→ **RECORD EXCERPTS**
※ ※ ※

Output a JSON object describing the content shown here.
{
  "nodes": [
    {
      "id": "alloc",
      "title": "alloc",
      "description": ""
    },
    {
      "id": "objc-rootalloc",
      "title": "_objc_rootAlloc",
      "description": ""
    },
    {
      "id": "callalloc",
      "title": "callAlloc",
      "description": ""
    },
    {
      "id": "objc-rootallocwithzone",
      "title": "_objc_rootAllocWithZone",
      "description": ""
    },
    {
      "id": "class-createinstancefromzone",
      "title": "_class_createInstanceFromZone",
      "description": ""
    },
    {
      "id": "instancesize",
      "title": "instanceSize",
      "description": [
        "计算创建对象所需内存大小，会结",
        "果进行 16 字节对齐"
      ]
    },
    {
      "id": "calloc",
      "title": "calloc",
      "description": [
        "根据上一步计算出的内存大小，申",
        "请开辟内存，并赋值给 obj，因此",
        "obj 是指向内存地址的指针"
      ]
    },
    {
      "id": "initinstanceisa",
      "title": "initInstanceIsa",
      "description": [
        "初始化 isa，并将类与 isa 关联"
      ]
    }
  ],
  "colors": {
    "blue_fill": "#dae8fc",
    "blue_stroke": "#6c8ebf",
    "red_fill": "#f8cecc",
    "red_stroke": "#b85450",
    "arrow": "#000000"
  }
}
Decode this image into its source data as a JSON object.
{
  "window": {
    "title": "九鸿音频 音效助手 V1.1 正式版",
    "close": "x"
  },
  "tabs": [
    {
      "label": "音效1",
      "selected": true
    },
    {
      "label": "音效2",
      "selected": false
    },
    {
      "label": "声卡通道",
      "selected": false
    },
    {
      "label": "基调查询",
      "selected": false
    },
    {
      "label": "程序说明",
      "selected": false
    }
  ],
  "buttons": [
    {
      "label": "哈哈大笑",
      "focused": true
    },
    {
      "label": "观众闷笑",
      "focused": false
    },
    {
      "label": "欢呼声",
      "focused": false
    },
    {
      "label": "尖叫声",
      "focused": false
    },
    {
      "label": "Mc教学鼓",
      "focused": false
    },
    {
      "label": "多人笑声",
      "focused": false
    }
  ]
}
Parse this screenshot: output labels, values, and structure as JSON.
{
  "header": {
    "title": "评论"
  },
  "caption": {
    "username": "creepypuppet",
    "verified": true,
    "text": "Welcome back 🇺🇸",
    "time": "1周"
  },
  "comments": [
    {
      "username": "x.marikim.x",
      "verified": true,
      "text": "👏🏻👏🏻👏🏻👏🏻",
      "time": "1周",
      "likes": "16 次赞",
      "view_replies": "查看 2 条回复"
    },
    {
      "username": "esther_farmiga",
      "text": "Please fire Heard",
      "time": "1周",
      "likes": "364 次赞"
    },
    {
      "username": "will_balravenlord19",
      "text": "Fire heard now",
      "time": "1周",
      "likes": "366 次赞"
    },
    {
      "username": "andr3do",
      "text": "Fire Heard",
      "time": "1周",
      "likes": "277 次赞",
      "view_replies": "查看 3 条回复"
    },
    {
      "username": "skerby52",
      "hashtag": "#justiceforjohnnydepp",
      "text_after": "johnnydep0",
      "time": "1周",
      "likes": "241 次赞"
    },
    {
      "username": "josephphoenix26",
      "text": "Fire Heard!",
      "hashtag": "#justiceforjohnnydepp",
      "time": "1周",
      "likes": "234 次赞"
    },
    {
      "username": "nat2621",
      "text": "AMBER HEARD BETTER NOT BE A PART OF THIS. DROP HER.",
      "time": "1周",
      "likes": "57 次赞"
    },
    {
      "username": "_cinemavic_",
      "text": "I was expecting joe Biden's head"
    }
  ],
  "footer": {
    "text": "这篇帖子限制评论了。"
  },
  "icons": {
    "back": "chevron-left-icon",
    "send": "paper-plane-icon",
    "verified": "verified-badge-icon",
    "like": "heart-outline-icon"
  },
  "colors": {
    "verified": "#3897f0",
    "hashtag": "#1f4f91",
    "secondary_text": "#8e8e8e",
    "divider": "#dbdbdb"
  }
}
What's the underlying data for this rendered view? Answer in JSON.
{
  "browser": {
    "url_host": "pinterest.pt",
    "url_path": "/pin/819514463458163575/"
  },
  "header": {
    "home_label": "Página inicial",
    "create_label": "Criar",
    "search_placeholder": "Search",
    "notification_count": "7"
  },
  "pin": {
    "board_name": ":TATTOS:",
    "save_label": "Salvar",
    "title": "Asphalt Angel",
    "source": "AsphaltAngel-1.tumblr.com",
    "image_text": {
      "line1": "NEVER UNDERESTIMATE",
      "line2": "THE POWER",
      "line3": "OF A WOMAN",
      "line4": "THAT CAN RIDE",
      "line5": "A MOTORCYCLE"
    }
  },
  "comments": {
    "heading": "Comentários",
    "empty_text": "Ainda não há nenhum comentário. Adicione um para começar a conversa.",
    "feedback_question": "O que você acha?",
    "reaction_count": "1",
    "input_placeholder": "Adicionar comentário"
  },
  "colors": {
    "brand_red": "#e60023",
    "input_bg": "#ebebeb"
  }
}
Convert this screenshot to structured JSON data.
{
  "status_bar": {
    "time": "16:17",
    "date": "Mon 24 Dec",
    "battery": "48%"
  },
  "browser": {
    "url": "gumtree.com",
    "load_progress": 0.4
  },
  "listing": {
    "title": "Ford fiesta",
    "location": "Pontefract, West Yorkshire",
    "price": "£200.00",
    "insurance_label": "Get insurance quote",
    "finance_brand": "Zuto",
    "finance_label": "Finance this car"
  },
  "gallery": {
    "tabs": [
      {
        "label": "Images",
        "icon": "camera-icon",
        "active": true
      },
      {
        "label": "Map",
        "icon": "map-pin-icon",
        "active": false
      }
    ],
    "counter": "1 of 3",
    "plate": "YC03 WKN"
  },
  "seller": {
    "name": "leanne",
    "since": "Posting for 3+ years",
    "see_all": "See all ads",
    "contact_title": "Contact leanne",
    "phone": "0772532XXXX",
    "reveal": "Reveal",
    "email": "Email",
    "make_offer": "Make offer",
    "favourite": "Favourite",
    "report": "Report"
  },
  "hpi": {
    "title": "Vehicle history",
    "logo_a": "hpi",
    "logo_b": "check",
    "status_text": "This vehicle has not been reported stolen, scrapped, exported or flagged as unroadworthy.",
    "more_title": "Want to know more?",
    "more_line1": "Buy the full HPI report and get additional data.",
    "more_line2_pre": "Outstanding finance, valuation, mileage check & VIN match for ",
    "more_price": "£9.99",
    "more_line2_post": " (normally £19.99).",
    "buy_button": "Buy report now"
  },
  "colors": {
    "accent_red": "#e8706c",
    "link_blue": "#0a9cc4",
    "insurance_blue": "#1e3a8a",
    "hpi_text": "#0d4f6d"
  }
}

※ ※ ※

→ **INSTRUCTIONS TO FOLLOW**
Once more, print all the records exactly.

→ **REPLY TO THE EXERCISE**
Output a JSON object describing the content shown here.
{
  "nodes": [
    {
      "id": "alloc",
      "title": "alloc",
      "description": ""
    },
    {
      "id": "objc-rootalloc",
      "title": "_objc_rootAlloc",
      "description": ""
    },
    {
      "id": "callalloc",
      "title": "callAlloc",
      "description": ""
    },
    {
      "id": "objc-rootallocwithzone",
      "title": "_objc_rootAllocWithZone",
      "description": ""
    },
    {
      "id": "class-createinstancefromzone",
      "title": "_class_createInstanceFromZone",
      "description": ""
    },
    {
      "id": "instancesize",
      "title": "instanceSize",
      "description": [
        "计算创建对象所需内存大小，会结",
        "果进行 16 字节对齐"
      ]
    },
    {
      "id": "calloc",
      "title": "calloc",
      "description": [
        "根据上一步计算出的内存大小，申",
        "请开辟内存，并赋值给 obj，因此",
        "obj 是指向内存地址的指针"
      ]
    },
    {
      "id": "initinstanceisa",
      "title": "initInstanceIsa",
      "description": [
        "初始化 isa，并将类与 isa 关联"
      ]
    }
  ],
  "colors": {
    "blue_fill": "#dae8fc",
    "blue_stroke": "#6c8ebf",
    "red_fill": "#f8cecc",
    "red_stroke": "#b85450",
    "arrow": "#000000"
  }
}
Decode this image into its source data as a JSON object.
{
  "window": {
    "title": "九鸿音频 音效助手 V1.1 正式版",
    "close": "x"
  },
  "tabs": [
    {
      "label": "音效1",
      "selected": true
    },
    {
      "label": "音效2",
      "selected": false
    },
    {
      "label": "声卡通道",
      "selected": false
    },
    {
      "label": "基调查询",
      "selected": false
    },
    {
      "label": "程序说明",
      "selected": false
    }
  ],
  "buttons": [
    {
      "label": "哈哈大笑",
      "focused": true
    },
    {
      "label": "观众闷笑",
      "focused": false
    },
    {
      "label": "欢呼声",
      "focused": false
    },
    {
      "label": "尖叫声",
      "focused": false
    },
    {
      "label": "Mc教学鼓",
      "focused": false
    },
    {
      "label": "多人笑声",
      "focused": false
    }
  ]
}
Parse this screenshot: output labels, values, and structure as JSON.
{
  "header": {
    "title": "评论"
  },
  "caption": {
    "username": "creepypuppet",
    "verified": true,
    "text": "Welcome back 🇺🇸",
    "time": "1周"
  },
  "comments": [
    {
      "username": "x.marikim.x",
      "verified": true,
      "text": "👏🏻👏🏻👏🏻👏🏻",
      "time": "1周",
      "likes": "16 次赞",
      "view_replies": "查看 2 条回复"
    },
    {
      "username": "esther_farmiga",
      "text": "Please fire Heard",
      "time": "1周",
      "likes": "364 次赞"
    },
    {
      "username": "will_balravenlord19",
      "text": "Fire heard now",
      "time": "1周",
      "likes": "366 次赞"
    },
    {
      "username": "andr3do",
      "text": "Fire Heard",
      "time": "1周",
      "likes": "277 次赞",
      "view_replies": "查看 3 条回复"
    },
    {
      "username": "skerby52",
      "hashtag": "#justiceforjohnnydepp",
      "text_after": "johnnydep0",
      "time": "1周",
      "likes": "241 次赞"
    },
    {
      "username": "josephphoenix26",
      "text": "Fire Heard!",
      "hashtag": "#justiceforjohnnydepp",
      "time": "1周",
      "likes": "234 次赞"
    },
    {
      "username": "nat2621",
      "text": "AMBER HEARD BETTER NOT BE A PART OF THIS. DROP HER.",
      "time": "1周",
      "likes": "57 次赞"
    },
    {
      "username": "_cinemavic_",
      "text": "I was expecting joe Biden's head"
    }
  ],
  "footer": {
    "text": "这篇帖子限制评论了。"
  },
  "icons": {
    "back": "chevron-left-icon",
    "send": "paper-plane-icon",
    "verified": "verified-badge-icon",
    "like": "heart-outline-icon"
  },
  "colors": {
    "verified": "#3897f0",
    "hashtag": "#1f4f91",
    "secondary_text": "#8e8e8e",
    "divider": "#dbdbdb"
  }
}
What's the underlying data for this rendered view? Answer in JSON.
{
  "browser": {
    "url_host": "pinterest.pt",
    "url_path": "/pin/819514463458163575/"
  },
  "header": {
    "home_label": "Página inicial",
    "create_label": "Criar",
    "search_placeholder": "Search",
    "notification_count": "7"
  },
  "pin": {
    "board_name": ":TATTOS:",
    "save_label": "Salvar",
    "title": "Asphalt Angel",
    "source": "AsphaltAngel-1.tumblr.com",
    "image_text": {
      "line1": "NEVER UNDERESTIMATE",
      "line2": "THE POWER",
      "line3": "OF A WOMAN",
      "line4": "THAT CAN RIDE",
      "line5": "A MOTORCYCLE"
    }
  },
  "comments": {
    "heading": "Comentários",
    "empty_text": "Ainda não há nenhum comentário. Adicione um para começar a conversa.",
    "feedback_question": "O que você acha?",
    "reaction_count": "1",
    "input_placeholder": "Adicionar comentário"
  },
  "colors": {
    "brand_red": "#e60023",
    "input_bg": "#ebebeb"
  }
}
Convert this screenshot to structured JSON data.
{
  "status_bar": {
    "time": "16:17",
    "date": "Mon 24 Dec",
    "battery": "48%"
  },
  "browser": {
    "url": "gumtree.com",
    "load_progress": 0.4
  },
  "listing": {
    "title": "Ford fiesta",
    "location": "Pontefract, West Yorkshire",
    "price": "£200.00",
    "insurance_label": "Get insurance quote",
    "finance_brand": "Zuto",
    "finance_label": "Finance this car"
  },
  "gallery": {
    "tabs": [
      {
        "label": "Images",
        "icon": "camera-icon",
        "active": true
      },
      {
        "label": "Map",
        "icon": "map-pin-icon",
        "active": false
      }
    ],
    "counter": "1 of 3",
    "plate": "YC03 WKN"
  },
  "seller": {
    "name": "leanne",
    "since": "Posting for 3+ years",
    "see_all": "See all ads",
    "contact_title": "Contact leanne",
    "phone": "0772532XXXX",
    "reveal": "Reveal",
    "email": "Email",
    "make_offer": "Make offer",
    "favourite": "Favourite",
    "report": "Report"
  },
  "hpi": {
    "title": "Vehicle history",
    "logo_a": "hpi",
    "logo_b": "check",
    "status_text": "This vehicle has not been reported stolen, scrapped, exported or flagged as unroadworthy.",
    "more_title": "Want to know more?",
    "more_line1": "Buy the full HPI report and get additional data.",
    "more_line2_pre": "Outstanding finance, valuation, mileage check & VIN match for ",
    "more_price": "£9.99",
    "more_line2_post": " (normally £19.99).",
    "buy_button": "Buy report now"
  },
  "colors": {
    "accent_red": "#e8706c",
    "link_blue": "#0a9cc4",
    "insurance_blue": "#1e3a8a",
    "hpi_text": "#0d4f6d"
  }
}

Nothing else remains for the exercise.